Mental Health Awareness Month
By Joseph Merlin Bowers
May is Mental Health Awareness Month. I cringe every time I hear the term mental health when someone is referring to mental “illness.”
First of all, I don’t care if anyone is aware of mental health. I want everyone to be aware of mental illness. What does the term mental health mean anyway? We all have mental health of varying types and degrees. The estimated four percent of the population with serious mental illnesses such as schizophrenia or bipolar disorder are among the most shunned, discriminated against neglected demographics of people in our society.
Roughly half don’t even know they have a disease. Mental illnesses are the only diseases I know of that often make you think you are not sick. Psychotic people, sick people who lack awareness, people with treatment resistant bipolar disorder and people with serious depression are among those who need a mental illness awareness month.
I also object to the idea of less menacing or shameful terms like health instead of illness, consumer instead of someone who is mentally ill and NAMI’s insistence that no one use the term “crazy.” I’ve been crazy many times in my life. If I object to the use of this term by others to describe these times, I am acknowledging that there is something shameful about being crazy. I wasn’t ashamed when I got prostate cancer. Why should I be ashamed when I got psychotic?
I’ve done things when psychotic that I deeply regret but nothing that I’m ashamed of. I know these things were done because of an illness not because of any lack of character or morality or criminality.
My other objection to mental “health” awareness week is what I see as an attempt to highlight the high functioning in recovery at the expense of those who are really ill, really in trouble and really need help. People with untreated or treatment resistant mental illnesses are more dangerous to themselves or others and more helpless than most. They don’t need to be shunned or ignored. They need to be helped before tragedy occurs.
Serious mental illnesses kill just as surely as if they were cancer, heart disease, diabetes, ALS, HIV or any other type of disease. There are massive, popular campaigns to fight these diseases. We don’t even call mental illness what it is. Where is our ice bucket challenge to fight serious mental illness? It affects a lot more people than ALS does.
Like most demographics that are discriminated against, crazy people are discriminated against because of fear and ignorance. Let’s have a mental “illness” awareness month to spread awareness and illumination and dispel fear and ignorance.
5 thoughts on “Mental Health Awareness Month”
Excellent.
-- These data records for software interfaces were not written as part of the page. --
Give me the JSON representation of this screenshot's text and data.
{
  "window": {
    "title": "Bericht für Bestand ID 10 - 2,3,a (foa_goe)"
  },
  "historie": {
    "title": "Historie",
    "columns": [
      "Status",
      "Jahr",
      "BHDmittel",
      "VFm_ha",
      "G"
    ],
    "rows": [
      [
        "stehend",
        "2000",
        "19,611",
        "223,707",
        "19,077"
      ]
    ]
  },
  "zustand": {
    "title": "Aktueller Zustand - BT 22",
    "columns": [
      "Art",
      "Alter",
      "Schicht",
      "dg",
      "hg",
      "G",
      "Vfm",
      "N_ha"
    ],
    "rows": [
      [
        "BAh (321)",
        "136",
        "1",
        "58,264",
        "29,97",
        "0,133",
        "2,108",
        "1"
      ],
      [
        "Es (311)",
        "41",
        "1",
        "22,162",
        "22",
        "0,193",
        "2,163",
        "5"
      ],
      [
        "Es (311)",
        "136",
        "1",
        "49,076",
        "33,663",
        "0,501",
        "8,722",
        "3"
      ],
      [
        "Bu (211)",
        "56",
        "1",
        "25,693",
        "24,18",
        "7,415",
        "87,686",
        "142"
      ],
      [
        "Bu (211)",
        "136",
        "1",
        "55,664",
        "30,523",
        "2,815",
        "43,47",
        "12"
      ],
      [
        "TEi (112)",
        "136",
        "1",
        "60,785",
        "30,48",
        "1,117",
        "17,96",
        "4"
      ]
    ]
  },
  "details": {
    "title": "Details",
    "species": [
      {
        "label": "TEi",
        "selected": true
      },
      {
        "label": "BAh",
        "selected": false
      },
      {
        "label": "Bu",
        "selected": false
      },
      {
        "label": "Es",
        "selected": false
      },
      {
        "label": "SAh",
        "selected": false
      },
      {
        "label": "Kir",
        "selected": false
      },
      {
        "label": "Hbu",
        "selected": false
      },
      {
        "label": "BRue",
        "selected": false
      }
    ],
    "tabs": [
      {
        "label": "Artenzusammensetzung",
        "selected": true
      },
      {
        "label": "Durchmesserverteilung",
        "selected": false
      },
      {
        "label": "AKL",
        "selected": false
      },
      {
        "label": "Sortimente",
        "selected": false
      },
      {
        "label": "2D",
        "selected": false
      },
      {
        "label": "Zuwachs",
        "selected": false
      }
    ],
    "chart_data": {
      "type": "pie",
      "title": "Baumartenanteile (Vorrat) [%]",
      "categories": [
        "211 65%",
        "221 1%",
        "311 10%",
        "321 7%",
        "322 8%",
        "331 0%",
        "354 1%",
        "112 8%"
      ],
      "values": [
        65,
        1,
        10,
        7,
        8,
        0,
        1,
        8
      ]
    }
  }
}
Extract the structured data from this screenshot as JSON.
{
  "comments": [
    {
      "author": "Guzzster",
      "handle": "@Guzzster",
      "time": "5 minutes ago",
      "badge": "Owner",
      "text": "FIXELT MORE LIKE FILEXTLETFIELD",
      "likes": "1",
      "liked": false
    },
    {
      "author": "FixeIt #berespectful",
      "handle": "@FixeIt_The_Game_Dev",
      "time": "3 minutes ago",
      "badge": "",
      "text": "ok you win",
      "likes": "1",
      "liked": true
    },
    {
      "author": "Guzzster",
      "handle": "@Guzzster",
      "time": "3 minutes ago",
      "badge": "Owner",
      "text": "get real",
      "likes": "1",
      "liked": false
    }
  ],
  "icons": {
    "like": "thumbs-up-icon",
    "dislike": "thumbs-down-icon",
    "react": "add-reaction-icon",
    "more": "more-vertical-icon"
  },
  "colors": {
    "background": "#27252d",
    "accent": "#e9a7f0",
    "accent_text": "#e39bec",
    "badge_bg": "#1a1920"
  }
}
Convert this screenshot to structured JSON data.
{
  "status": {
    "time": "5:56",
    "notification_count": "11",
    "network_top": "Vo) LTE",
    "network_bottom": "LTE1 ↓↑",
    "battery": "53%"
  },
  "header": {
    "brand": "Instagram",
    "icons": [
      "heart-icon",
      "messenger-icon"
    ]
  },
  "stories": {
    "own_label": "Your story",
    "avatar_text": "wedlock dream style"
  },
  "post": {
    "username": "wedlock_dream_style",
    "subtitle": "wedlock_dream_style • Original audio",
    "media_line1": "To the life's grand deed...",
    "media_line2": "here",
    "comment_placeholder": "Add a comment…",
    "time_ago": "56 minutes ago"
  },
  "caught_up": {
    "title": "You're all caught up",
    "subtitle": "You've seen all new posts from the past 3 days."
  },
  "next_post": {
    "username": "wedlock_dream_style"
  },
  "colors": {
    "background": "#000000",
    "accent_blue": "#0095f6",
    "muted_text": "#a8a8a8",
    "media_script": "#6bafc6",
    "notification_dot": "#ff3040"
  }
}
Thank you for it. http://mentalillnesspolicy.org
You’re welcome DJ. Thanks for sharing.
Your incite that the things you did while psychotic were not about moral character but about illness really helps me keep that perspective with a loved one. Thankyou
I wrote this as a letter to the editor of the st louis post dispatch ,i believe in 2011. Oct 7-13 is mental illness awareness week.Yes i said mental illness not mental health.We all agree being emotionally healthy is a good thing,but i am talking about the most severe and persistent mental illness.Schizophrenia. Schizophrenia is an illness linked to structural and chemical changes in the brain. Medical treatment and supportive therapies help. Discrimination is wrong. Yes thats right.Persons with Schizophrenia are actually physically ill.The illness affects the entire body but specifically affects the brain altering how a person sees,hears,and experiences the world.It has been described as dreaming while awake.The experience is so authentic to the person that he or she believes it is real. it can even prevent the person from recognizing they are ill.It is no ones fault.does not derive from dysfunctional families,is not a myth.It affects 2.2million Americans in any given year.There are at least as many persons with schizophrenia who are homeless as there are in hospitals.Much still needs to be discovered.We cannot wait for exact answers when we know what helps in the interim to make a concerted difference. Its not rocket science.If medical treatment is sustained.supportiveservices are in place.a major catastrophe can.in many instances be reduced to a minimized disability. How do i know this? I have a front row seat. My family(siblings)are still living with schizophrenia. When history is written of the plight of persons with schizophrenia it will be nothing short of a national scandal. Can you name another physical illness .lets say pneumonia where persons weak.coughing,delirious from fever,wandered our streets like urban gargoyles, unable to get respect,housing,medical treatment? But if you went to that person.gave them refuge.fluids,antibiotics,they would get better. This is also true for the person with schizophrenia. If you walk gently alongside,assist to access housing,medical treatment,affirm their courage,they too will begin to recover a life. It should be understood because schizophrenia attacks the very essence of a person,there is a certain fragilness and recoverin a life becomes a work in progress. Uncertainty can creep in so this is where encouragment to stay the course makes all the difference. Across this nation we are going back to the late 1800’s as states continue the obscene practice of balancing budgets on the backs of our most endangered citizens as they cut public services,close psychiatric beds. Very physically ill people are forced to live on the street, in jails,under bridges. This is outrageous. Please tell your legislators that you want our fellow citizens with severe mental illness to be treated with respect,have access to housing,medical treatment and a caring community.
Beautifully written Mary. Thanks and best wishes for your family members